Across the whole listing, filter for the string "manuelabordasch" and copy every line that has it.
DATA FOR THIS TASK START
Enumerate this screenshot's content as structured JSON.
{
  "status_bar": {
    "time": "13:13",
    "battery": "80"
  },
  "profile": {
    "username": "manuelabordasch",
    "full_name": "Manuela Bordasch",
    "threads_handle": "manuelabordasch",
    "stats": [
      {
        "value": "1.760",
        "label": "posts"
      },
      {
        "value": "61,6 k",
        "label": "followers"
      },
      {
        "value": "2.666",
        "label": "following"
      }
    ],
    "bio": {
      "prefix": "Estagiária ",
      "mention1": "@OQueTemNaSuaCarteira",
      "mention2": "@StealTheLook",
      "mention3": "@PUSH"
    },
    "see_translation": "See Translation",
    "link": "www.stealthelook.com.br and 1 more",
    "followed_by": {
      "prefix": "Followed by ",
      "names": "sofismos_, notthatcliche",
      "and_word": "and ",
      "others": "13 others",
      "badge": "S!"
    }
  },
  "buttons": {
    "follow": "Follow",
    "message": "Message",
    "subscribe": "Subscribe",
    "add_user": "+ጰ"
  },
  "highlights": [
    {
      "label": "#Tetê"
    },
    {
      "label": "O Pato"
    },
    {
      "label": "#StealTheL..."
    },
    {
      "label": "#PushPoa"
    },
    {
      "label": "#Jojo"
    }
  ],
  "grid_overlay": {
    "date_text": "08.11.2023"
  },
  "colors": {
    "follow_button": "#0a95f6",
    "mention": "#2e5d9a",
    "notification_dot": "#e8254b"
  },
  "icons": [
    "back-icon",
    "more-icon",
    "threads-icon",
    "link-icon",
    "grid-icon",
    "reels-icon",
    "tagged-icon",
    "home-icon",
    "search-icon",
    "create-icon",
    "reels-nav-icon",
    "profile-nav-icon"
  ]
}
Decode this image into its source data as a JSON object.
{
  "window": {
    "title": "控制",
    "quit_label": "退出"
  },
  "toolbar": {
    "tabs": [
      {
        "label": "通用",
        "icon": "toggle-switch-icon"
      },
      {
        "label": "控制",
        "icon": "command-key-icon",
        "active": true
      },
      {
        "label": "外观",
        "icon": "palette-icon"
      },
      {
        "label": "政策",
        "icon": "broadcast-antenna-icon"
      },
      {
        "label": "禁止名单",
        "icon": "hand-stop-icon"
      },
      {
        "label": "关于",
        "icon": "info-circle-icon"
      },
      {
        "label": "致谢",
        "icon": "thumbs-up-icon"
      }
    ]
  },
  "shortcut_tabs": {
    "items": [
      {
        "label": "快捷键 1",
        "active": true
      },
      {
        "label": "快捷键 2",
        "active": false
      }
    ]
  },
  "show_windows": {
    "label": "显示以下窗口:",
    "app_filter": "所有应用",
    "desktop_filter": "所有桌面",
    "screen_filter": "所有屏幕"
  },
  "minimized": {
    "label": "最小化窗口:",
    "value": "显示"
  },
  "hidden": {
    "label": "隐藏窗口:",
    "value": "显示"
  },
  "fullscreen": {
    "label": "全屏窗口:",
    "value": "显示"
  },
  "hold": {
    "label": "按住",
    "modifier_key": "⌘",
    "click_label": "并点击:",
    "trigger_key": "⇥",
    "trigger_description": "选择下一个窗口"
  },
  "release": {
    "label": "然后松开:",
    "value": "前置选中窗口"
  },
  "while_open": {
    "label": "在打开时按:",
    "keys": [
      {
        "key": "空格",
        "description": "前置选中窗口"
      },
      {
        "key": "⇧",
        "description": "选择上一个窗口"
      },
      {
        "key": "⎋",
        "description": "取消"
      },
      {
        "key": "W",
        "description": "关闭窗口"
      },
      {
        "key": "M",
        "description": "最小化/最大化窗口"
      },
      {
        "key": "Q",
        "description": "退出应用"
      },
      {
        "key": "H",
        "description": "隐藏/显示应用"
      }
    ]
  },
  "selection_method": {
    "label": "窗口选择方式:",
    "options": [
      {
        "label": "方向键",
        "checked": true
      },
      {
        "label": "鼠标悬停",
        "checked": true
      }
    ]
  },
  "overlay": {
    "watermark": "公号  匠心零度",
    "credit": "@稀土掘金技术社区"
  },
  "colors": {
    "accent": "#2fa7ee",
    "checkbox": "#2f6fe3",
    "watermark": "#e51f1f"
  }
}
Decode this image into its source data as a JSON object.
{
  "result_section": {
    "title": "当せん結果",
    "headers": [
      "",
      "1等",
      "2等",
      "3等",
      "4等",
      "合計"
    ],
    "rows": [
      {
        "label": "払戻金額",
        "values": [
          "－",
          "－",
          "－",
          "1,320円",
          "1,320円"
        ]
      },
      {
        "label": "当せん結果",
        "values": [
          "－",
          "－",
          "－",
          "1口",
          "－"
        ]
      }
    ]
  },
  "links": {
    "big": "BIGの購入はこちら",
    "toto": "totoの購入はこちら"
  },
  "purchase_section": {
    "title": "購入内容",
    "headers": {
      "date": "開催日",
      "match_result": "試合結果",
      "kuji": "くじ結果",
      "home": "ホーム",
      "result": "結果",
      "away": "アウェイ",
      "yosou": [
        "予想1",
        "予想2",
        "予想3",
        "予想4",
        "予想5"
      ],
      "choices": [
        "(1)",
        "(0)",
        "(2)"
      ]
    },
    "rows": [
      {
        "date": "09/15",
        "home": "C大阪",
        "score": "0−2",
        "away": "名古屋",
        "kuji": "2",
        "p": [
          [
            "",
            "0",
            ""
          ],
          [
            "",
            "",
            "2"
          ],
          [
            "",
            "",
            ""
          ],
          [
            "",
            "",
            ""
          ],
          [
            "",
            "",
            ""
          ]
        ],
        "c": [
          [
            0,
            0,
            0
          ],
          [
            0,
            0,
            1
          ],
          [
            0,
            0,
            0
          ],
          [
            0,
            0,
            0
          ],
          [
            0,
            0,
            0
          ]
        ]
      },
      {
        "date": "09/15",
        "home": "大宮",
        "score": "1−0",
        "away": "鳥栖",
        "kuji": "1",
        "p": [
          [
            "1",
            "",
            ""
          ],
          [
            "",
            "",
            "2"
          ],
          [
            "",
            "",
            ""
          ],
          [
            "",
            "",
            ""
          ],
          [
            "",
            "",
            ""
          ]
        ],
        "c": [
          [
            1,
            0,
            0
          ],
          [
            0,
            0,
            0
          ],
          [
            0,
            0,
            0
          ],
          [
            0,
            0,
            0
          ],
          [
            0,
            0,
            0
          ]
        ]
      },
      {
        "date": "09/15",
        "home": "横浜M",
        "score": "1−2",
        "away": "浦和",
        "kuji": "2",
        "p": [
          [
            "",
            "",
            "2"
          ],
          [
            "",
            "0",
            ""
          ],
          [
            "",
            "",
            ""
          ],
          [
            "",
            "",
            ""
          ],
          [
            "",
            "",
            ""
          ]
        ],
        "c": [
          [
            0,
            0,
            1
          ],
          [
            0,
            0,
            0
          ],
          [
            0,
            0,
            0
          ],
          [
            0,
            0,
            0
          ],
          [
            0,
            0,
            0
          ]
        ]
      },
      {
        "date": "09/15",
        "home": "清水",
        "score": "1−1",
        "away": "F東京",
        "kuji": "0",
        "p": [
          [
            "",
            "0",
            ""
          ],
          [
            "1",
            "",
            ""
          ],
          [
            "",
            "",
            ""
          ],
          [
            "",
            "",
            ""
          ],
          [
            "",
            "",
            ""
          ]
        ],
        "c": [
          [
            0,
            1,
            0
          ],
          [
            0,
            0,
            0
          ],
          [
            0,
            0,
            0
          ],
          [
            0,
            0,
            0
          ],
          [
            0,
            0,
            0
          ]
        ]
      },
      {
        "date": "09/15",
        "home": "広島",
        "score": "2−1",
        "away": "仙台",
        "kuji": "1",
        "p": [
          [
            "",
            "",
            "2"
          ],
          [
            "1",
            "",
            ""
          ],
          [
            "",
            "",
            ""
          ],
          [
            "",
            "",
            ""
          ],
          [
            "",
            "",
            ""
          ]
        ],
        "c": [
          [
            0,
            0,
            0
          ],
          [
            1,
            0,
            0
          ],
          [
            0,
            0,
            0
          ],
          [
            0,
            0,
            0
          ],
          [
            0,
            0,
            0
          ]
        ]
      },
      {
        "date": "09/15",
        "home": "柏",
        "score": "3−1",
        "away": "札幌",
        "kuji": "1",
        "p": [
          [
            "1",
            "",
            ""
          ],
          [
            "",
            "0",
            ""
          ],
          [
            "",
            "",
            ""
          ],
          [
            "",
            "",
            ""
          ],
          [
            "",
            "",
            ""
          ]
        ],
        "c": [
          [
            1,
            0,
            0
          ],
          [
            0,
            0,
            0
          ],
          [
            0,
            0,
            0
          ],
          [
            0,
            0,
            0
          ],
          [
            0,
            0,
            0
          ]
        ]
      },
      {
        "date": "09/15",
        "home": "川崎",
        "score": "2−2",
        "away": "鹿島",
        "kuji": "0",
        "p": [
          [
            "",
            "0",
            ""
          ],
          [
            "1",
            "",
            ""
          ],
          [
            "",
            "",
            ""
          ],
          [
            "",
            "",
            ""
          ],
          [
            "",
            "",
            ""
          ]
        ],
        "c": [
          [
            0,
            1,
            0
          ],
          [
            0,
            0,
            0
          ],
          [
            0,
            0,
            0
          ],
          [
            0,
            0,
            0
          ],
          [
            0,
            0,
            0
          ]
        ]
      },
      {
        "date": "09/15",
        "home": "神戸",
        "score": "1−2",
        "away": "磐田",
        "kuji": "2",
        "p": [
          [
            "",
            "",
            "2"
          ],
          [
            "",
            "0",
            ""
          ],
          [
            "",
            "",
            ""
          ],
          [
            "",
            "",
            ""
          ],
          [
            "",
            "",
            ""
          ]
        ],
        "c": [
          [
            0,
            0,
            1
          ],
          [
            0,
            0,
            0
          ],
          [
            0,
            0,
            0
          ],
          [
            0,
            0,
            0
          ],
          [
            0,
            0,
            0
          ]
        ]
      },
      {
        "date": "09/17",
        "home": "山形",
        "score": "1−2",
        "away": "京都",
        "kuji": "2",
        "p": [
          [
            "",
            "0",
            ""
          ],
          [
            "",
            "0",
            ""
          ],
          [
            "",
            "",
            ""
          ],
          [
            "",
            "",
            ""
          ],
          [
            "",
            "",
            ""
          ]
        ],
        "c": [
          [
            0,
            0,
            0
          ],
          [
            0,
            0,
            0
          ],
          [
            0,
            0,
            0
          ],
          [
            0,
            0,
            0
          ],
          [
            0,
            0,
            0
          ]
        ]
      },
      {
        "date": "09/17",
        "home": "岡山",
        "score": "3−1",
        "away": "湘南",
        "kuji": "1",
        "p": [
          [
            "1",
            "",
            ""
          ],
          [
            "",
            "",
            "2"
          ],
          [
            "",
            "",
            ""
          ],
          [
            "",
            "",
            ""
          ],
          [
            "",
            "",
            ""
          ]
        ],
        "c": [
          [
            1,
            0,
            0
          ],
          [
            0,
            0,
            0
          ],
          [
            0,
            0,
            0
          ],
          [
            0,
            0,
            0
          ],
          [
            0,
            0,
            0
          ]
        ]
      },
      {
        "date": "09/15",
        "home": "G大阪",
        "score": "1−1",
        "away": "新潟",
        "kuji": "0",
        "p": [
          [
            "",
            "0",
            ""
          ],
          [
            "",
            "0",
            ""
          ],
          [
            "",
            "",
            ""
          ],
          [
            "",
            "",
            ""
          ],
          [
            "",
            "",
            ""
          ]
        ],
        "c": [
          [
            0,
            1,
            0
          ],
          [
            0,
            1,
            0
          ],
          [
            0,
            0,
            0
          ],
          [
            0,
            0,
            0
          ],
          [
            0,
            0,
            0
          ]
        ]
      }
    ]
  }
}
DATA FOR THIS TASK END
[RESPONSE TO THE EXERCISE]:
    "username": "manuelabordasch",
    "threads_handle": "manuelabordasch",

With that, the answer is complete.